ABOUT THIS EXERCISE | Your reply should reproduce the data below without a single alteration, apart from dropping the images.

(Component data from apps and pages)
.....
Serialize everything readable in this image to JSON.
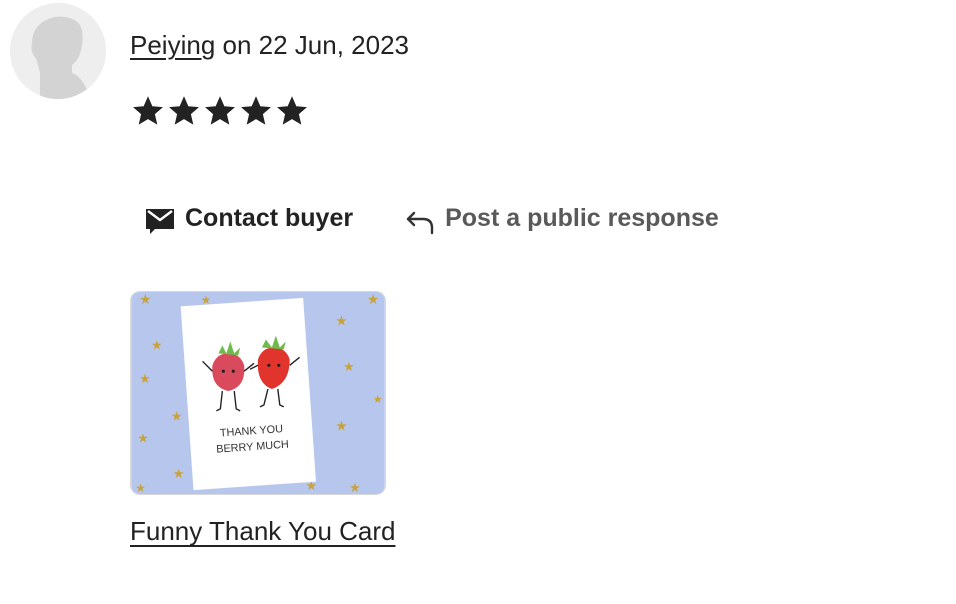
{
  "review": {
    "reviewer_name": "Peiying",
    "date_text": " on 22 Jun, 2023",
    "rating": 5,
    "max_rating": 5,
    "star_color": "#222222"
  },
  "actions": {
    "contact_label": "Contact buyer",
    "contact_icon": "envelope-icon",
    "public_label": "Post a public response",
    "public_icon": "reply-arrow-icon"
  },
  "product": {
    "title": "Funny Thank You Card",
    "image_text_line1": "THANK YOU",
    "image_text_line2": "BERRY MUCH",
    "image_background": "#b7c6ec"
  }
}
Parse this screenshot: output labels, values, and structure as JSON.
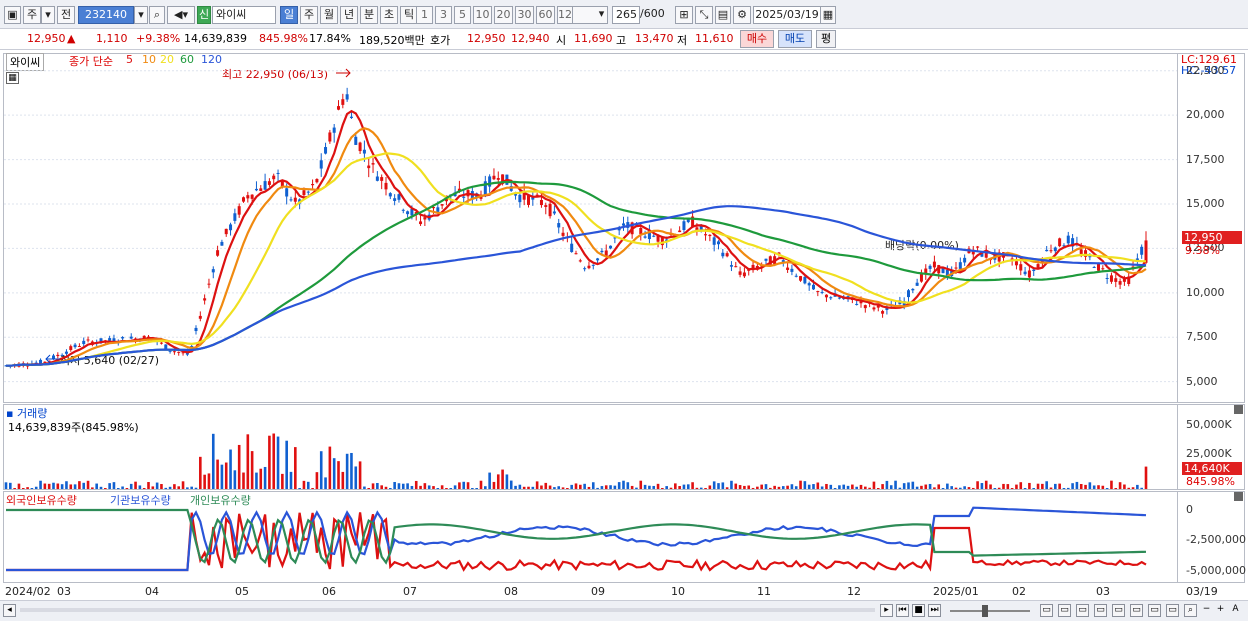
{
  "toolbar": {
    "period_label": "주",
    "prev_label": "전",
    "code_value": "232140",
    "stock_badge": "신",
    "stock_name": "와이씨",
    "period_tabs": [
      "일",
      "주",
      "월",
      "년",
      "분",
      "초",
      "틱"
    ],
    "interval_buttons": [
      "1",
      "3",
      "5",
      "10",
      "20",
      "30",
      "60",
      "120"
    ],
    "count_value": "265",
    "count_max": "/600",
    "date_value": "2025/03/19"
  },
  "quote": {
    "price": "12,950",
    "change_arrow": "▲",
    "change": "1,110",
    "change_pct": "+9.38%",
    "volume": "14,639,839",
    "volume_ratio": "845.98%",
    "turnover": "17.84%",
    "amount": "189,520백만",
    "ask_label": "호가",
    "ask": "12,950",
    "bid": "12,940",
    "open_label": "시",
    "open": "11,690",
    "high_label": "고",
    "high": "13,470",
    "low_label": "저",
    "low": "11,610",
    "buy_label": "매수",
    "sell_label": "매도",
    "eval_label": "평"
  },
  "price_pane": {
    "stock_tag": "와이씨",
    "legend_prefix": "종가 단순",
    "ma_labels": [
      "5",
      "10",
      "20",
      "60",
      "120"
    ],
    "ma_colors": [
      "#dd1111",
      "#f08a10",
      "#f0e020",
      "#1e9a3c",
      "#2a55d8"
    ],
    "high_annotation": "최고 22,950 (06/13)",
    "low_annotation": "최저 5,640 (02/27)",
    "dividend_annotation": "배당락(0.00%)",
    "lc_label": "LC:129.61",
    "hc_label": "HC:-43.57",
    "price_tag": "12,950",
    "pct_tag": "9.38%",
    "yaxis_labels": [
      "22,500",
      "20,000",
      "17,500",
      "15,000",
      "12,500",
      "10,000",
      "7,500",
      "5,000"
    ],
    "yaxis_values": [
      22500,
      20000,
      17500,
      15000,
      12500,
      10000,
      7500,
      5000
    ]
  },
  "volume_pane": {
    "title": "거래량",
    "value_label": "14,639,839주(845.98%)",
    "yaxis_labels": [
      "50,000K",
      "25,000K"
    ],
    "vol_tag": "14,640K",
    "vol_pct": "845.98%"
  },
  "holding_pane": {
    "legend": [
      "외국인보유수량",
      "기관보유수량",
      "개인보유수량"
    ],
    "colors": [
      "#dd1111",
      "#2a55d8",
      "#2e8b57"
    ],
    "yaxis_labels": [
      "0",
      "-2,500,000",
      "-5,000,000"
    ]
  },
  "xaxis": {
    "labels": [
      "2024/02",
      "03",
      "04",
      "05",
      "06",
      "07",
      "08",
      "09",
      "10",
      "11",
      "12",
      "2025/01",
      "02",
      "03"
    ],
    "right_label": "03/19"
  },
  "chart_data": {
    "type": "candlestick",
    "ylim": [
      3800,
      23500
    ],
    "close_approx_by_month": {
      "2024/02": 5900,
      "03": 12950,
      "04": 7000,
      "05": 14500,
      "06": 19500,
      "07": 14200,
      "08": 15800,
      "09": 11500,
      "10": 13600,
      "11": 11200,
      "12": 9000,
      "2025/01": 12000,
      "02": 12500
    },
    "high": 22950,
    "low": 5640,
    "last": 12950
  }
}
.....
EXPECTED ANSWER |
Serialize everything readable in this image to JSON.
{
  "review": {
    "reviewer_name": "Peiying",
    "date_text": " on 22 Jun, 2023",
    "rating": 5,
    "max_rating": 5,
    "star_color": "#222222"
  },
  "actions": {
    "contact_label": "Contact buyer",
    "contact_icon": "envelope-icon",
    "public_label": "Post a public response",
    "public_icon": "reply-arrow-icon"
  },
  "product": {
    "title": "Funny Thank You Card",
    "image_text_line1": "THANK YOU",
    "image_text_line2": "BERRY MUCH",
    "image_background": "#b7c6ec"
  }
}
Parse this screenshot: output labels, values, and structure as JSON.
{
  "toolbar": {
    "period_label": "주",
    "prev_label": "전",
    "code_value": "232140",
    "stock_badge": "신",
    "stock_name": "와이씨",
    "period_tabs": [
      "일",
      "주",
      "월",
      "년",
      "분",
      "초",
      "틱"
    ],
    "interval_buttons": [
      "1",
      "3",
      "5",
      "10",
      "20",
      "30",
      "60",
      "120"
    ],
    "count_value": "265",
    "count_max": "/600",
    "date_value": "2025/03/19"
  },
  "quote": {
    "price": "12,950",
    "change_arrow": "▲",
    "change": "1,110",
    "change_pct": "+9.38%",
    "volume": "14,639,839",
    "volume_ratio": "845.98%",
    "turnover": "17.84%",
    "amount": "189,520백만",
    "ask_label": "호가",
    "ask": "12,950",
    "bid": "12,940",
    "open_label": "시",
    "open": "11,690",
    "high_label": "고",
    "high": "13,470",
    "low_label": "저",
    "low": "11,610",
    "buy_label": "매수",
    "sell_label": "매도",
    "eval_label": "평"
  },
  "price_pane": {
    "stock_tag": "와이씨",
    "legend_prefix": "종가 단순",
    "ma_labels": [
      "5",
      "10",
      "20",
      "60",
      "120"
    ],
    "ma_colors": [
      "#dd1111",
      "#f08a10",
      "#f0e020",
      "#1e9a3c",
      "#2a55d8"
    ],
    "high_annotation": "최고 22,950 (06/13)",
    "low_annotation": "최저 5,640 (02/27)",
    "dividend_annotation": "배당락(0.00%)",
    "lc_label": "LC:129.61",
    "hc_label": "HC:-43.57",
    "price_tag": "12,950",
    "pct_tag": "9.38%",
    "yaxis_labels": [
      "22,500",
      "20,000",
      "17,500",
      "15,000",
      "12,500",
      "10,000",
      "7,500",
      "5,000"
    ],
    "yaxis_values": [
      22500,
      20000,
      17500,
      15000,
      12500,
      10000,
      7500,
      5000
    ]
  },
  "volume_pane": {
    "title": "거래량",
    "value_label": "14,639,839주(845.98%)",
    "yaxis_labels": [
      "50,000K",
      "25,000K"
    ],
    "vol_tag": "14,640K",
    "vol_pct": "845.98%"
  },
  "holding_pane": {
    "legend": [
      "외국인보유수량",
      "기관보유수량",
      "개인보유수량"
    ],
    "colors": [
      "#dd1111",
      "#2a55d8",
      "#2e8b57"
    ],
    "yaxis_labels": [
      "0",
      "-2,500,000",
      "-5,000,000"
    ]
  },
  "xaxis": {
    "labels": [
      "2024/02",
      "03",
      "04",
      "05",
      "06",
      "07",
      "08",
      "09",
      "10",
      "11",
      "12",
      "2025/01",
      "02",
      "03"
    ],
    "right_label": "03/19"
  },
  "chart_data": {
    "type": "candlestick",
    "ylim": [
      3800,
      23500
    ],
    "close_approx_by_month": {
      "2024/02": 5900,
      "03": 12950,
      "04": 7000,
      "05": 14500,
      "06": 19500,
      "07": 14200,
      "08": 15800,
      "09": 11500,
      "10": 13600,
      "11": 11200,
      "12": 9000,
      "2025/01": 12000,
      "02": 12500
    },
    "high": 22950,
    "low": 5640,
    "last": 12950
  }
}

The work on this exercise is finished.